Re: Bug in symbolic inversion of matrices

*Subject*: [mg2637] Re: Bug in symbolic inversion of matrices*From*: withoff (David Withoff)*Date*: Thu, 30 Nov 1995 21:01:47 -0500*Approved*: usenet@wri.com*Distribution*: local*Newsgroups*: wri.mathgroup*Organization*: Wolfram Research, Inc.

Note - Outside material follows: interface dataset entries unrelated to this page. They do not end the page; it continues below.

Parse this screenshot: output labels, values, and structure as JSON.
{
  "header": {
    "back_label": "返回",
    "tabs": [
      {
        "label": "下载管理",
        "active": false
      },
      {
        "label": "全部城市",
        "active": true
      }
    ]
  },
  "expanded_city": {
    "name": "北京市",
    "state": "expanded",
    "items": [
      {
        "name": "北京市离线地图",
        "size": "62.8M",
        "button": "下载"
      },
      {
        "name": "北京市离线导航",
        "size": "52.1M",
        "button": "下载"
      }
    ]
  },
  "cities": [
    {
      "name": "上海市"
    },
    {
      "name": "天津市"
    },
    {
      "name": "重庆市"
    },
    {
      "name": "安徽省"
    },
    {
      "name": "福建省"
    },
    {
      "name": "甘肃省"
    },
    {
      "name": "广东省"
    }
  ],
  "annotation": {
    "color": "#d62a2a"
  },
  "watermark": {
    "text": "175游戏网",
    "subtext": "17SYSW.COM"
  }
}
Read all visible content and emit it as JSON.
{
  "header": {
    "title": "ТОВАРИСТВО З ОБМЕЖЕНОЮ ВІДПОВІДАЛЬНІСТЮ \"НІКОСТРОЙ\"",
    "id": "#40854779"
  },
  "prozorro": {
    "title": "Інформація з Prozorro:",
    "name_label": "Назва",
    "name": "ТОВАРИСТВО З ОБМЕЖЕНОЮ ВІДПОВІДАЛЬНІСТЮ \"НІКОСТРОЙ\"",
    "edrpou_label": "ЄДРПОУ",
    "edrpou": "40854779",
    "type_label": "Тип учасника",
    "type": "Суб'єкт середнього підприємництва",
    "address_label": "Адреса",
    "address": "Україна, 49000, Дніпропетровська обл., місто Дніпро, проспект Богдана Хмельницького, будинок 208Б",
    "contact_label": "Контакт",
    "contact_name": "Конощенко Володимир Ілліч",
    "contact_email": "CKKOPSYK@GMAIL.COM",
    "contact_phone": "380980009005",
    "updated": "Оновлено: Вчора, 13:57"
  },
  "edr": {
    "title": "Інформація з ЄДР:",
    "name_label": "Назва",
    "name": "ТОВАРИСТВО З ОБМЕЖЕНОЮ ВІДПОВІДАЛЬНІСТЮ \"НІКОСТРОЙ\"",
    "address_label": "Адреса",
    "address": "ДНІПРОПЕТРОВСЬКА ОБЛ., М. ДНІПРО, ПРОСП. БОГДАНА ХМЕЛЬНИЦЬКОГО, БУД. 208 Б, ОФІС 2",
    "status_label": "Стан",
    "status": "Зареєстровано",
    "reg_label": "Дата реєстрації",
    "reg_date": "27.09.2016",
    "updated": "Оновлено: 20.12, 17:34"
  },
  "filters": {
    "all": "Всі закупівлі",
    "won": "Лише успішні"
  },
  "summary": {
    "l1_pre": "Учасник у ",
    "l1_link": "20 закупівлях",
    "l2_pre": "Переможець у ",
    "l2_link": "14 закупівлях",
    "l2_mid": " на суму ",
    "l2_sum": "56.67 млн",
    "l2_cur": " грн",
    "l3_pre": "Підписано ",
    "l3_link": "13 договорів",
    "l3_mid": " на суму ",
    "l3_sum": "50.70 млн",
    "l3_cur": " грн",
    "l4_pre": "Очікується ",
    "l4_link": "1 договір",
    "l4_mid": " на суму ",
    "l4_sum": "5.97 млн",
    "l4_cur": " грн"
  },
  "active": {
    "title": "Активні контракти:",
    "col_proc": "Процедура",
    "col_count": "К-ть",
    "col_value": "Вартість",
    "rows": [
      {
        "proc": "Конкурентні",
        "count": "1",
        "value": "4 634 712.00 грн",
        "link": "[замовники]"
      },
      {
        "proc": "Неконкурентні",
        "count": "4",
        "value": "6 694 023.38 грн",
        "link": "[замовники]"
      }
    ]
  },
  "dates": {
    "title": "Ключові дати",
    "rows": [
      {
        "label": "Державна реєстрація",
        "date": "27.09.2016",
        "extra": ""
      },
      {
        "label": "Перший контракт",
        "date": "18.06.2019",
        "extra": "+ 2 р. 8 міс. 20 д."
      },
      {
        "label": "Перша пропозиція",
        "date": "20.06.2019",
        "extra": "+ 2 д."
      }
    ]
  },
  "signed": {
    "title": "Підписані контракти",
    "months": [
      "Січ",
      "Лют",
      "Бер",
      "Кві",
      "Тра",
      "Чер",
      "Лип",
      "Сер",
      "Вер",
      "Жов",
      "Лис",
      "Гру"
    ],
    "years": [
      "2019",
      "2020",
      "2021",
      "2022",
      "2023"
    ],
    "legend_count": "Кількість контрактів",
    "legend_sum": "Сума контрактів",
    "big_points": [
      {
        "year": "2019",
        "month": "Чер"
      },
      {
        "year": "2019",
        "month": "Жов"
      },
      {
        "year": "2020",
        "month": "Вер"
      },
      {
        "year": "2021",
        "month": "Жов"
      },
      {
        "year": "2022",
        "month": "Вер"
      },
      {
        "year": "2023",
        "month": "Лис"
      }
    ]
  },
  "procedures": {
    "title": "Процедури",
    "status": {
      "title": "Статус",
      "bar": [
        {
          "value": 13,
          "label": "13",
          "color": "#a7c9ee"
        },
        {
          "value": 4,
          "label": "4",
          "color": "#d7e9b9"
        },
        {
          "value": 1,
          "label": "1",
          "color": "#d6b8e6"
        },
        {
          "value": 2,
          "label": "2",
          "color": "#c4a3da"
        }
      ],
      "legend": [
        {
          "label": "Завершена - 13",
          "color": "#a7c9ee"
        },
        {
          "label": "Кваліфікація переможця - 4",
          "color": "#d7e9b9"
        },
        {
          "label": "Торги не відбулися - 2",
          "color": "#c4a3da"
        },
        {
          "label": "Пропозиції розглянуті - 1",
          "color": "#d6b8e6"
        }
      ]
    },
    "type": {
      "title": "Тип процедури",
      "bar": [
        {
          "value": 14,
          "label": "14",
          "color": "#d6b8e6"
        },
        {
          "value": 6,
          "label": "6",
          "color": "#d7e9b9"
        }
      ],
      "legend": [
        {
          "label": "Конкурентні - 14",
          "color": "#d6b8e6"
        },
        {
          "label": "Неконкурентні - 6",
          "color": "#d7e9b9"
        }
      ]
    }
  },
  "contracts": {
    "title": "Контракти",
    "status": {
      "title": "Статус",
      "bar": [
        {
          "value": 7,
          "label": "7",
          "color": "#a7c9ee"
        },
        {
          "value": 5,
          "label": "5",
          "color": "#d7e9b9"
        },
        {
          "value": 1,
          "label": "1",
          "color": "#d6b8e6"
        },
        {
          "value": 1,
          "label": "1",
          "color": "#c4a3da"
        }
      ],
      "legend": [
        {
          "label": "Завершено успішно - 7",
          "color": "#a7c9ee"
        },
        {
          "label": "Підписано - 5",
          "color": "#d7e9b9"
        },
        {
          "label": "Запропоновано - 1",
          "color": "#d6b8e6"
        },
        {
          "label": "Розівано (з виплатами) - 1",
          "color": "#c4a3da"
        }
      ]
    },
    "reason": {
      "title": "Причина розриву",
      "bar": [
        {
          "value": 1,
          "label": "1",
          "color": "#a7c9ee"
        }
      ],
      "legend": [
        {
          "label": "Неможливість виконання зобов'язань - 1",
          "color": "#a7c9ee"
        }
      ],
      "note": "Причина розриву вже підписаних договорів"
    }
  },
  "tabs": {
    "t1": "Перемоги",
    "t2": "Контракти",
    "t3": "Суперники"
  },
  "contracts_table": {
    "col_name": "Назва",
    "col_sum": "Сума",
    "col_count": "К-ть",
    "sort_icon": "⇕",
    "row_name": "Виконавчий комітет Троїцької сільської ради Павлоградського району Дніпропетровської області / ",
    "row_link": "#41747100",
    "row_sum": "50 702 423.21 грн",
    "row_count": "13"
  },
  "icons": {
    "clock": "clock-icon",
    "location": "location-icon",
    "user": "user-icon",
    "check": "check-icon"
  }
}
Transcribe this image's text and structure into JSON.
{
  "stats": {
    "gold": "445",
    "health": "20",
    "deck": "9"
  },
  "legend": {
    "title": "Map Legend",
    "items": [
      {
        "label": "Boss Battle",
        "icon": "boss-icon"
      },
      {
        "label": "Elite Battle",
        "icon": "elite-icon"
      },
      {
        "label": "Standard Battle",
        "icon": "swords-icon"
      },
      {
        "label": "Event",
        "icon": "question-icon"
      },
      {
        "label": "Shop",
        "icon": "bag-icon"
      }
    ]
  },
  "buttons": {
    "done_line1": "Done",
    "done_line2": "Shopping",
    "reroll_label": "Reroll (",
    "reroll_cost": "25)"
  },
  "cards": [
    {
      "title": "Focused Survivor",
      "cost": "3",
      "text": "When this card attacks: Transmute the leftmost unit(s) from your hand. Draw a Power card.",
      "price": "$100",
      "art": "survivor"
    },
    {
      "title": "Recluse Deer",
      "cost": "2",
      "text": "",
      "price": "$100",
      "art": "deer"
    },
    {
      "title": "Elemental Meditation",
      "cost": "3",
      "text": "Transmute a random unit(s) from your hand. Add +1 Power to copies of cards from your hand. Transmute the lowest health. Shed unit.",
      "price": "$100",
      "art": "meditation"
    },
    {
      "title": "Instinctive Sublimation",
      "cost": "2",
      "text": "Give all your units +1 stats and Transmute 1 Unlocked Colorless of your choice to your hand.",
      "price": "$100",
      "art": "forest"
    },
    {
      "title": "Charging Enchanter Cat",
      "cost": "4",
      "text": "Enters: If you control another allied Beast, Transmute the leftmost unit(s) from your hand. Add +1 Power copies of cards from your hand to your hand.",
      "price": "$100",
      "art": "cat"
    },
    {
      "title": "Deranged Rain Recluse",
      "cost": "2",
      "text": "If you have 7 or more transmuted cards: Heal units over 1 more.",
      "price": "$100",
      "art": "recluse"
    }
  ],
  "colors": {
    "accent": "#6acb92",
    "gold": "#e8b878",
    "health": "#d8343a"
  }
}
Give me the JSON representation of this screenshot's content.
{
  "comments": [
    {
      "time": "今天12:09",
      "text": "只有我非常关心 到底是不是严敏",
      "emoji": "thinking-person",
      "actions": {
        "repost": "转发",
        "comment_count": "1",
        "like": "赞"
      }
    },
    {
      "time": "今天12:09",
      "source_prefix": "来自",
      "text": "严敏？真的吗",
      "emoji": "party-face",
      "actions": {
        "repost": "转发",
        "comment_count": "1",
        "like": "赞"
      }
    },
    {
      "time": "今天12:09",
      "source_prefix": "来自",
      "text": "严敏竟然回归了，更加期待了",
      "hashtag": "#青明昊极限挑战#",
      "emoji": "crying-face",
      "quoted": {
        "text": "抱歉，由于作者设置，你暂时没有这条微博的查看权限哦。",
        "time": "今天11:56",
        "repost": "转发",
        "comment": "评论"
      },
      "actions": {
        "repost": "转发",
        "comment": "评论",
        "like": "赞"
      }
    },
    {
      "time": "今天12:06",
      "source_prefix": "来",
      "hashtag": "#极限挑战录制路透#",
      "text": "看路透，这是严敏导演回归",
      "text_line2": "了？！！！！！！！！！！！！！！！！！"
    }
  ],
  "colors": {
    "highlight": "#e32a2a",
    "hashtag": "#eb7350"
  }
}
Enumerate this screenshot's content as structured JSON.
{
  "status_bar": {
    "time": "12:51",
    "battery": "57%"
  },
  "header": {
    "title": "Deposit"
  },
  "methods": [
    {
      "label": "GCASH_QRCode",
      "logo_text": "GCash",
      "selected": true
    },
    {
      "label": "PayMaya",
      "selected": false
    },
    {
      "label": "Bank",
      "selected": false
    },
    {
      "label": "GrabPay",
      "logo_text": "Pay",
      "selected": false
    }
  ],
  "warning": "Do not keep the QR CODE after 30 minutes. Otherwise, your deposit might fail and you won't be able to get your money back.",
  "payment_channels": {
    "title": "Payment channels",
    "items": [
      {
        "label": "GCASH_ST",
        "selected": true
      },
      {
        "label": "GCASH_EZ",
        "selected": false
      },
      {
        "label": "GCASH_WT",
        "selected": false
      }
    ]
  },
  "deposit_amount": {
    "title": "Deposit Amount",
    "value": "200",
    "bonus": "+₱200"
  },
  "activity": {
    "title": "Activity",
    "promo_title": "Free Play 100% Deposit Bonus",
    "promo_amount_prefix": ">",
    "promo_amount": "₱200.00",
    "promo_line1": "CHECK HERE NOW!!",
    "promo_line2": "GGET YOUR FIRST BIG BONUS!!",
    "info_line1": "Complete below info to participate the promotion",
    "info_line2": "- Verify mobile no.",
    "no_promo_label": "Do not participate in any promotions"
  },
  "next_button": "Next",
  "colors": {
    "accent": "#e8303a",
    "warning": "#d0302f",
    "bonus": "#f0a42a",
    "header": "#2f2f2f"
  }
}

In article <49dp5g$8a6 at dragonfly.wri.com> chapman at bonnie.drea.dnd.ca (David M.F. Chapman) writes: > I have not been following this newsgroup, so I apologize if the following is > old hat: > > We have found a probable bug involving the symbolic inversion of matrices. > Up to size 6x6 works fine, but starting with 7x7, all the memory is gobbled > up and the abort calculation command does not work. Funny thing, it only > acts up when the result is printed, so it may have more to do with that > aspect than the inversion itself. I will send the annotated notebook > documenting this bug to anyone interested. (I have already sent a copy to > Wolfram Research.) > ************************************************************************** ***** > Dave Chapman DREA phone: (902) 426-3100 x228 > dave.chapman at drea.dnd.ca FAX: (902) 426-9654 > > I suspect that your computer is just running out of memory. Formatting an expression often requires a lot more memory than storing it in an internal form. Here is an example. In[1]:= m = Inverse[{{a11, a12, a13}, {a21, a22, a23}, {a31, a32, a33}}] ; In[2]:= ByteCount[m] Out[2]= 3748 In[3]:= ByteCount[PrintForm[m]] Out[3]= 46256 This is also true outside of Mathematica. A double-precision number, for example, is typically stored in 8 bytes of memory, but it requires 16 bytes to store the 16 decimal digits in the printed base-10 representation of the number. Formatting also eliminates the possibility of saving memory by sharing common subexpressions, since, although it is ok for the program internally to use pointers to common subexpressions, it is not ok to do that on a printed page. Depending on the details of your example, formatting the 7 x 7 matrix could require perhaps 10 times as much memory as formatting the 6 x 6 matrix, which would explain why formatting a 6 x 6 matrix works fine, but formatting a 7 x 7 matrix doesn't. Of course the fact that Mathematica and/or computers in general behave badly when they are about to run out of memory is itself arguably a bug, but that is a separate issue. Dave Withoff Wolfram Research